LABOUR leader Richard Leonard has been accused of the “height of hypocrisy” by the SNP following the Scottish Labour leader’s weekend declaration that his party would not join with the Tories in another Better Together pact at the next independence referendum.

Today The National exposes Leonard and his party’s duplicity over the issue of cooperation with the Tories. Leonard might say Scottish Labour won’t work with the Tories come the referendum – the branch manager might well be overruled by head office on that one – but in local authorities across Scotland, Labour continue to work hand in glove with Conservatives.

The most egregious example is the City of Aberdeen Council where nine Labour councillors remain suspended from the party more than two years after then leader Kezia Dugdale ordered their suspension for forming a coalition with the Conservatives to take control of the council.

READ MORE: The Tories back Labour’s cuts at Midlothian Council

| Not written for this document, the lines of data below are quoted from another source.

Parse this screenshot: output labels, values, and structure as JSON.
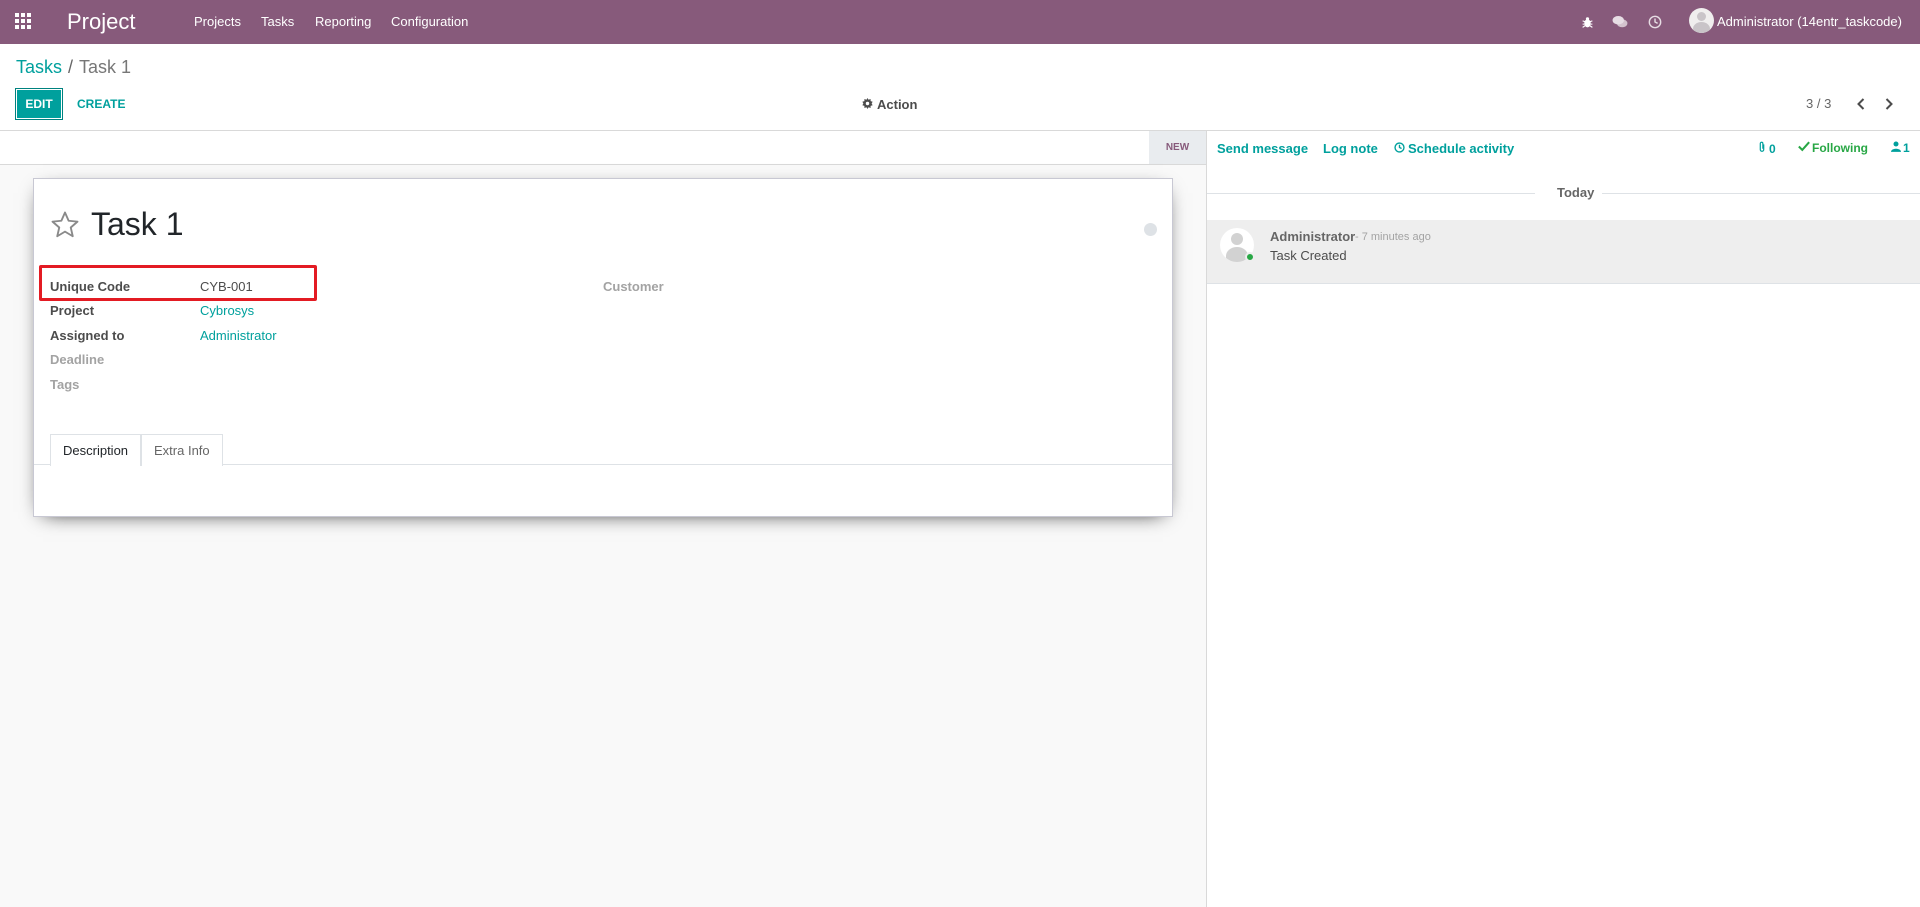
{
  "colors": {
    "navbar": "#875a7b",
    "accent": "#00a09d",
    "highlight": "#e31b23",
    "following": "#28a745"
  },
  "navbar": {
    "brand": "Project",
    "menu": [
      "Projects",
      "Tasks",
      "Reporting",
      "Configuration"
    ],
    "icons": [
      "bug-icon",
      "chat-icon",
      "clock-icon"
    ],
    "user": "Administrator (14entr_taskcode)"
  },
  "breadcrumb": {
    "parent": "Tasks",
    "separator": "/",
    "current": "Task 1"
  },
  "toolbar": {
    "edit": "EDIT",
    "create": "CREATE",
    "action": "Action"
  },
  "pager": {
    "value": "3 / 3"
  },
  "statusbar": {
    "stage": "NEW"
  },
  "form": {
    "title": "Task 1",
    "fields": {
      "unique_code_label": "Unique Code",
      "unique_code_value": "CYB-001",
      "project_label": "Project",
      "project_value": "Cybrosys",
      "assigned_label": "Assigned to",
      "assigned_value": "Administrator",
      "deadline_label": "Deadline",
      "tags_label": "Tags",
      "customer_label": "Customer"
    },
    "tabs": [
      "Description",
      "Extra Info"
    ]
  },
  "chatter": {
    "send_message": "Send message",
    "log_note": "Log note",
    "schedule_activity": "Schedule activity",
    "attachments": "0",
    "following": "Following",
    "followers": "1",
    "today": "Today",
    "message": {
      "author": "Administrator",
      "time": "- 7 minutes ago",
      "body": "Task Created"
    }
  }
}
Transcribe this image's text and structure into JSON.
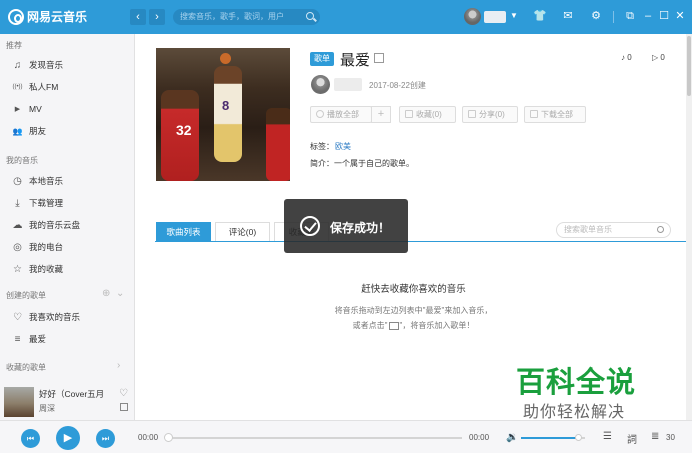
{
  "app": {
    "name": "网易云音乐"
  },
  "colors": {
    "accent": "#2e9bd8",
    "titlebar": "#2e9bd8",
    "watermark_green": "#1a9f3d"
  },
  "titlebar": {
    "back_icon": "‹",
    "forward_icon": "›",
    "search_placeholder": "搜索音乐，歌手，歌词，用户",
    "dropdown_icon": "▼",
    "icons": [
      "shirt-icon",
      "mail-icon",
      "gear-icon",
      "mini-mode-icon",
      "minimize-icon",
      "maximize-icon",
      "close-icon"
    ]
  },
  "sidebar": {
    "section_recommend": "推荐",
    "recommend_items": [
      {
        "label": "发现音乐",
        "icon": "♫"
      },
      {
        "label": "私人FM",
        "icon": "((•))"
      },
      {
        "label": "MV",
        "icon": "▶"
      },
      {
        "label": "朋友",
        "icon": "👥"
      }
    ],
    "section_my_music": "我的音乐",
    "my_music_items": [
      {
        "label": "本地音乐",
        "icon": "◷"
      },
      {
        "label": "下载管理",
        "icon": "⤓"
      },
      {
        "label": "我的音乐云盘",
        "icon": "☁"
      },
      {
        "label": "我的电台",
        "icon": "◎"
      },
      {
        "label": "我的收藏",
        "icon": "☆"
      }
    ],
    "section_created": "创建的歌单",
    "created_items": [
      {
        "label": "我喜欢的音乐",
        "icon": "♡"
      },
      {
        "label": "最爱",
        "icon": "≡"
      }
    ],
    "section_collected": "收藏的歌单",
    "now_playing": {
      "title": "好好（Cover五月",
      "artist": "周深"
    }
  },
  "playlist": {
    "tag": "歌单",
    "title": "最爱",
    "song_count": "0",
    "play_count": "0",
    "created_date": "2017-08-22创建",
    "actions": {
      "play_all": "播放全部",
      "add": "+",
      "collect": "收藏(0)",
      "share": "分享(0)",
      "download_all": "下载全部"
    },
    "tags_label": "标签：",
    "tags_value": "欧美",
    "intro": "简介：一个属于自己的歌单。",
    "cover_jersey_main": "8",
    "cover_jersey_left": "32"
  },
  "tabs": [
    {
      "label": "歌曲列表",
      "active": true
    },
    {
      "label": "评论(0)",
      "active": false
    },
    {
      "label": "收藏者",
      "active": false
    }
  ],
  "playlist_search_placeholder": "搜索歌单音乐",
  "toast": {
    "message": "保存成功！"
  },
  "empty_state": {
    "title": "赶快去收藏你喜欢的音乐",
    "line1": "将音乐拖动到左边列表中\"最爱\"来加入音乐，",
    "line2_before": "或者点击\"",
    "line2_after": "\"，将音乐加入歌单！"
  },
  "watermark": {
    "big": "百科全说",
    "small": "助你轻松解决"
  },
  "player": {
    "current_time": "00:00",
    "total_time": "00:00",
    "progress": 0,
    "volume": 0.9,
    "playlist_count": "30"
  }
}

The Labour Party has confirmed to The National that the suspensions remain in place and the fate of the Aberdeen Nine will be decided by the Party’s National Constitutional Committee, which is independent of the party’s leadership, though no date has yet been set for the case to be decided.

Over the past 26 months the Aberdeen Nine have continued to work with their Conservative colleagues – Labour councillor Jenny Laing remains the co-leader of the administration and they jointly pushed through the 2019-20 council budget.

SNP members across Scottish local government reacted with incredulity when Leonard made his statement on a visit to Motherwell.

Leonard said he had originally opposed Labour joining the Tories in Better Together prior to the 2014 referendum and added: “I thought there should always have been then an autonomous, distinctive, Labour case made for voting ‘No’ in that referendum, but with a view to reform and change.

“Nothing in my mind has changed about that.”

He added that in the event of a future independence referendum campaign, Labour’s “distinctive” approach would be based on reform of the UK while remaining in the UK and there would be no Better Together 2.

In the same interview he said that while he did not favour a second independence referendum, Boris Johnson becoming Prime Minister would present “a real and present danger” to the Union.

That brought a stinging response from Scotland’s Minister for Local Government Kevin Stewart who said: “These comments are pretty revealing – they show that the Labour party sees another independence referendum as all but inevitable.

“The reality is they cannot ignore the rising tide of support for Scottish independence and the fact the vast majority of people want that choice over their future.

“But folk won’t believe a word Richard Leonard says about refusing to work with the Tories.

“He’s sat on his hands and allowed a suspended Labour group in Aberdeen to prop up the Tories for the past two years – allowing them to cut local services to the bone. It’s the height of hypocrisy. If he was serious, he’d have booted these councillors out of the party for good.

“As long as Labour continue to put the preservation of a broken Westminster system, which is driving poverty and inequality, ahead of doing what’s best for the people of Scotland they’ll continue on their downward trajectory.”

Aberdeen Council is unusual in that Labour props up the Tories. Today we highlight two councils were the opposite is true – East Lothian and Midlothian, and we will report on more such councils later in the week.

A Scottish Labour spokesperson said: “The SNP has hammered councils with cuts to their budgets of 7.5%. In areas where Labour is in minority administration, we are leading the fight back against SNP austerity – it is for other parties to decide if they will support this

A Scottish Conservatives spokesman said: “The Labour party is dying out in Scotland. Before too long, there won’t be any Labour politicians left to work with in councils or anywhere else. Perhaps Richard Leonard should reflect on that legacy rather than speculating about the future.”